Treasury Secretary Defends IRS Amidst Funding Debate

Treasury Secretary Defends IRS Amidst Funding Debate

In a recent speech, Treasury Secretary Janet Yellen spoke out in defense of the Internal Revenue Service (IRS) in the face of ongoing threats to cut the agency’s funding by Republicans. Yellen emphasized that playing politics with IRS funding is unacceptable and that any reduction in funding would be damaging and irresponsible.

The funding allocated to the IRS has become a source of political controversy. Last year, the Democrats’ Inflation Reduction Act granted the agency an influx of $80 billion with the intention of cracking down on tax cheats and improving taxpayer service.

However, House Republicans recently voted to rescind $14.3 billion from the IRS to allocate emergency aid for Israel. It is unlikely that this bill will be brought up for a vote in the Democrat-controlled Senate. House Speaker Mike Johnson argues that the IRS cuts would offset spending for Israel, but independent budget experts counter this claim. They argue that diverting money away from the IRS’ enforcement actions would actually increase the deficit. In fact, the nonpartisan Congressional Budget Office predicts that cutting $14.3 billion from the IRS would result in a $26.8 billion reduction in tax revenue over the next decade.

Since gaining control of the House earlier this year, the House GOP has made several attempts to withdraw IRS funds. Some representatives have even called for the complete abolition of the IRS. Many Republicans argue that the IRS will use the money to target middle-class taxpayers and small business owners. However, the Biden administration has reassured taxpayers earning less than $400,000 a year that they will not face increased taxes as a result of the new funding.

Meanwhile, the Biden administration is keen to showcase how the new funding is improving IRS services and enforcement efforts. IRS Commissioner Danny Werfel stated that the agency has experienced a wave of improvements not seen in a generation. By hiring 5,000 new customer service representatives, the IRS was able to answer 3 million more calls and reduce phone wait times to just three minutes compared to the previous year. Additionally, increased enforcement efforts on millionaires have resulted in the collection of $160 million in back taxes.

Furthermore, the IRS has already fulfilled its goal of allowing taxpayers to respond to all IRS correspondence online, eliminating the need for certain forms to be sent via mail. This change is estimated to benefit over 94% of individual taxpayers. The IRS also has plans to digitize all paper-filed tax returns by 2025, which will significantly reduce processing times and expedite refunds.

Looking ahead, the IRS anticipates rolling out further improvements next year. For instance, the online tool “Where’s My Refund?” will provide taxpayers with more detailed information about the status of their refund, including whether the IRS requires additional information. The agency also plans to increase in-person tax filing support at Taxpayer Assistance Centers, with the goal of providing free tax preparation help to an additional 50,000 taxpayers in the upcoming filing season.

To reduce wait times, the IRS has implemented a call-back option for its main phone line when the expected wait time exceeds 15 minutes.
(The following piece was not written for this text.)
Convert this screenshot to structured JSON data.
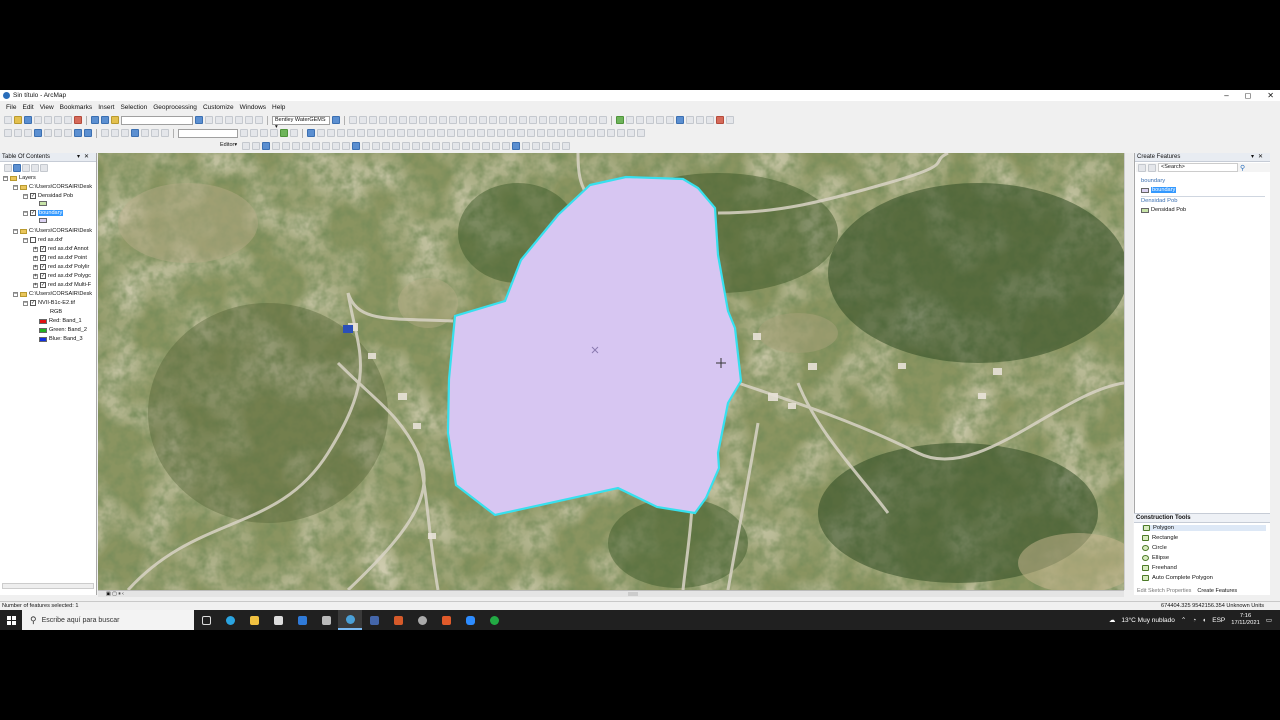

Additionally, the agency is developing its own free tax filing program, known as Direct File, which will launch as a limited pilot program in 13 states next year.

As the debate over IRS funding continues, it is clear that the agency plays a vital role in ensuring fair tax collection and efficient taxpayer service. The new funding aims to strengthen these efforts and improve the overall experience for taxpayers.